In as condensed and compact a style as possible, Holgorsen dissected what went wrong - and some of what went right - in the loss at Oklahoma State. There was the obvious, the three Mountaineer turnovers that OSU was able to turn into 17 points. There was the pressure from the Cowboys' defensive line which bothered quarterback Skyler Howard. And there was the inability of West Virginia to match routes with the wideouts, at times leaving them exposed to slants and seam routes.
But there were also the other comments, Holgorsen at one point presenting the idea that perhaps WVU isn't "as good as we think we are," and that its fortitude would be tested over the next week. He also addressed the issues for Howard, and how the Mountaineers worried about having to match-up against their pass defense when behind. He noted that OSU has "a thousand different coverages. That's what makes it so difficult. They are a good team. They are going to make plays."
West Virginia actually finished with more yardage (421 to 358) and more plays (80-67), but that never truly mattered with the two short fields OSU had after Howard's fumble and his interception, which hit off the hands of Ka'Raun White before being returned 59 yards to WVU's seven-yard line. The Cowboys punched in from there for a key 27-10 lead, and remained largely unthreatened from there.
Holgorsen said he remained unsure of the status of running back Rushel Shell, who was injured in the first half and did not return. There were also problems with defending in the red zone and the lack of pressure from West Virginia itself. But the game truly came down to one main point in turnovers.
"Two pretty evenly matched teams. They made three plays that flat-out affected the game," Holgorsen said. "They force three turnovers, they took all three of them in the red zone.
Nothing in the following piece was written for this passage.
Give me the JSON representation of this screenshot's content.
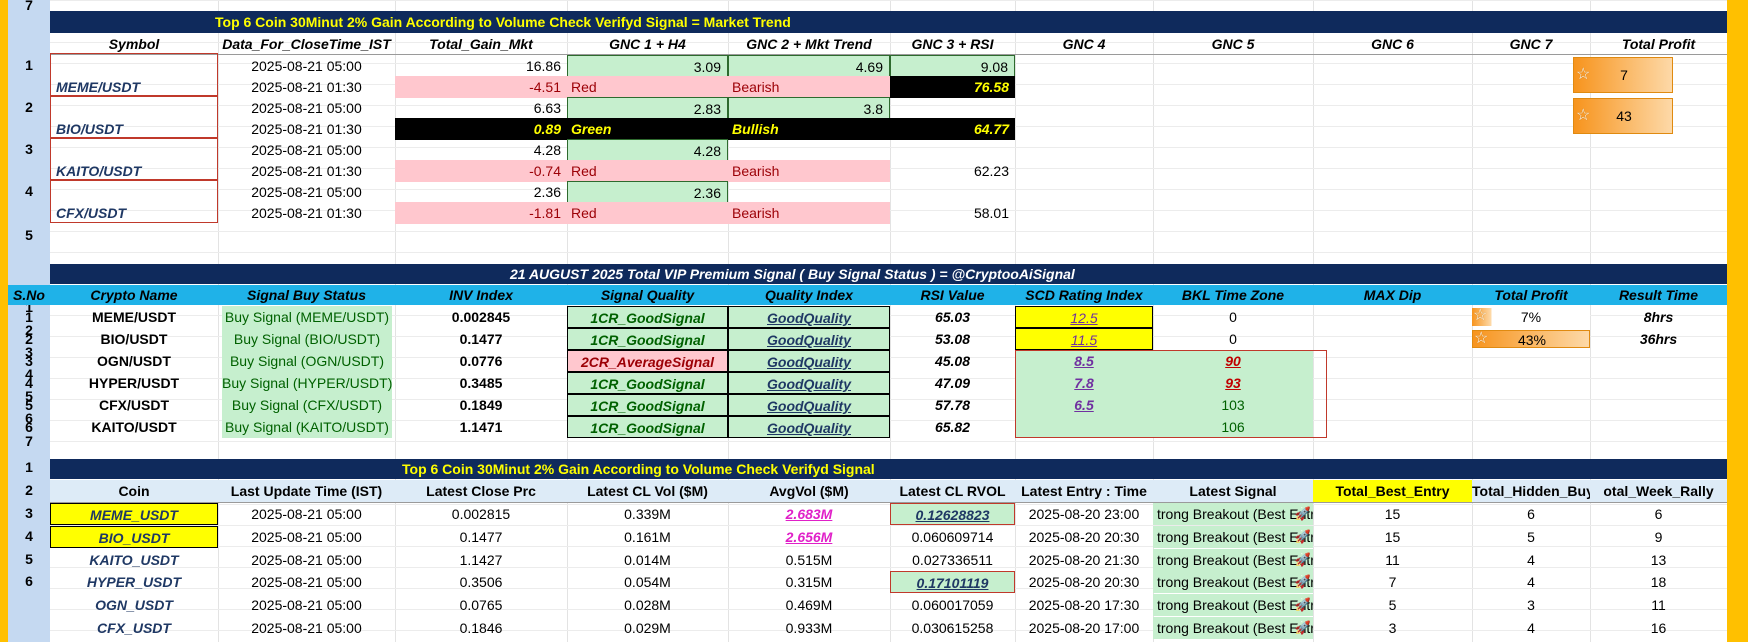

We basically gave them 17 points and we lose by 17. That's the game. They have great players and coaches. They were better than us today."null